This morning, I needed to troubleshoot an error that was occurring in my Feed Statistics plugin when running on a Windows machine as well as under PHP 5. Since I normally do all of my development in *nix environments, I didn’t have such an environment readily available. Having installed Apache, MySQL, and PHP on Windows XP before, I knew that I could do it, but it would probably take the better part of an hour.

I did a quick search for WAMP (Windows Apache MySQL PHP) and found the WAMP project – a single-file download that ostensibly installs Apache, MySQL, and PHP 5 in a Windows environment. I had tried this kind of package before with little luck, but this one literally took 3 minutes to set up, and after 5 minutes of debugging, I had found and fixed the bug in the plugin. Total time spent was less than 10 minutes when I had expected that it would take more than an hour – definitely one of the best software experiences I’ve had in recent memory.

(As for this post’s title, I think all of the comic references at Brian’s blog are rubbing off on me.)

Feed Statistics, PHP, Plugins, Programming, WordPress

Feed Statistics Plugin Fixed

If you had downloaded the Feed Statistics plugin for WordPress and couldn’t use it because of an error during activation, version 1.0.3 is for you. The “Plugin could not be activated because it triggered a fatal error” message was being caused by my usage of PHP’s short open tags, which I should have known are not enabled everywhere. Thanks to Veg for the help that led to the fix.

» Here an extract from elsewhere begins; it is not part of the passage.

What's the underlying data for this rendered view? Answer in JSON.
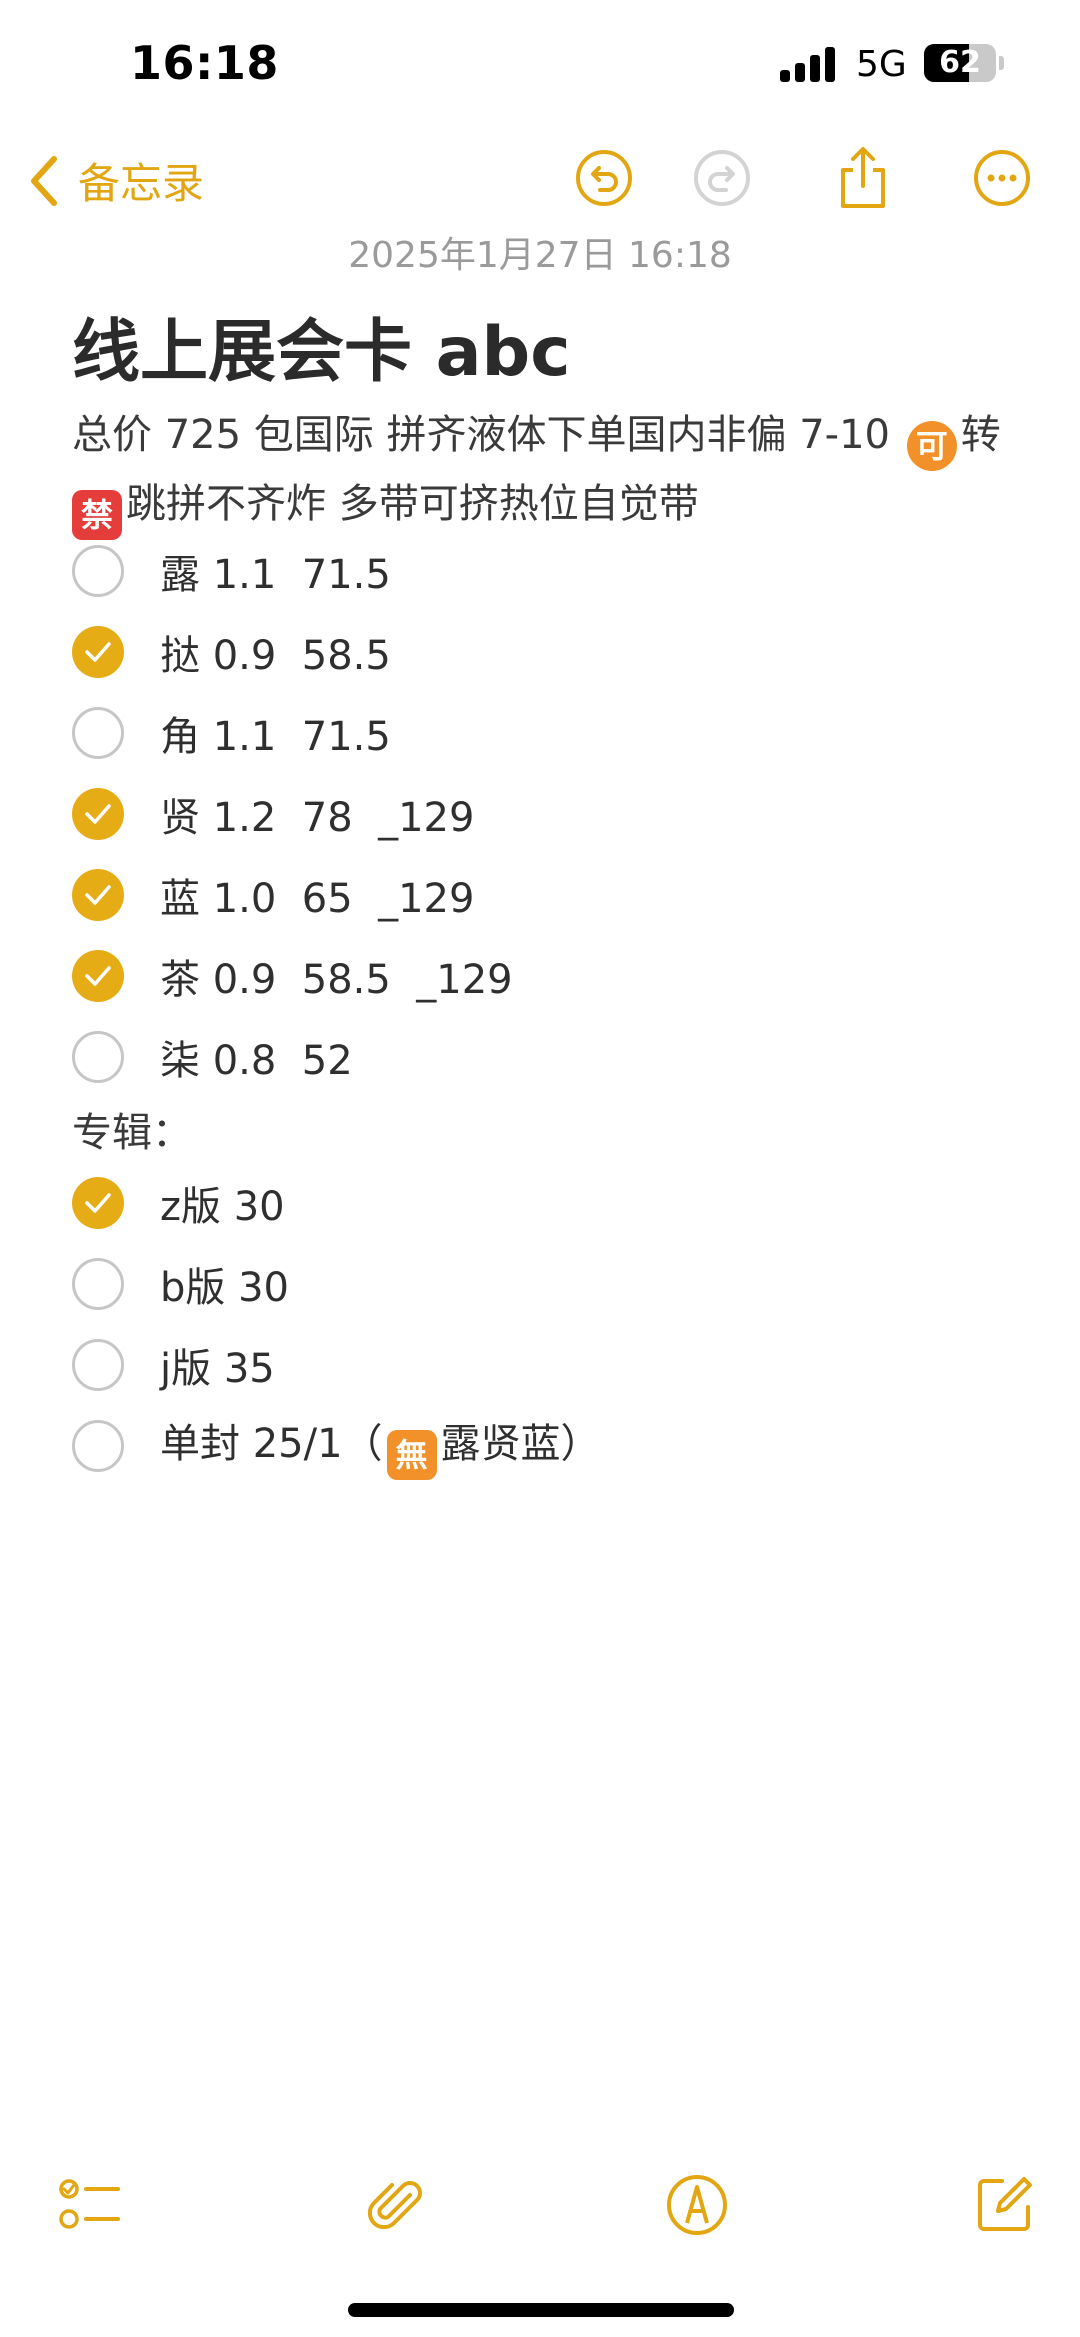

Download the zip file of the newest version here, and overwrite feed-statistics.php in your blog’s wp-content/plugins/ directory if you downloaded an earlier version. If you’re downloading it for the first time, just copy it to that directory and activate it from the Plugin administration menu.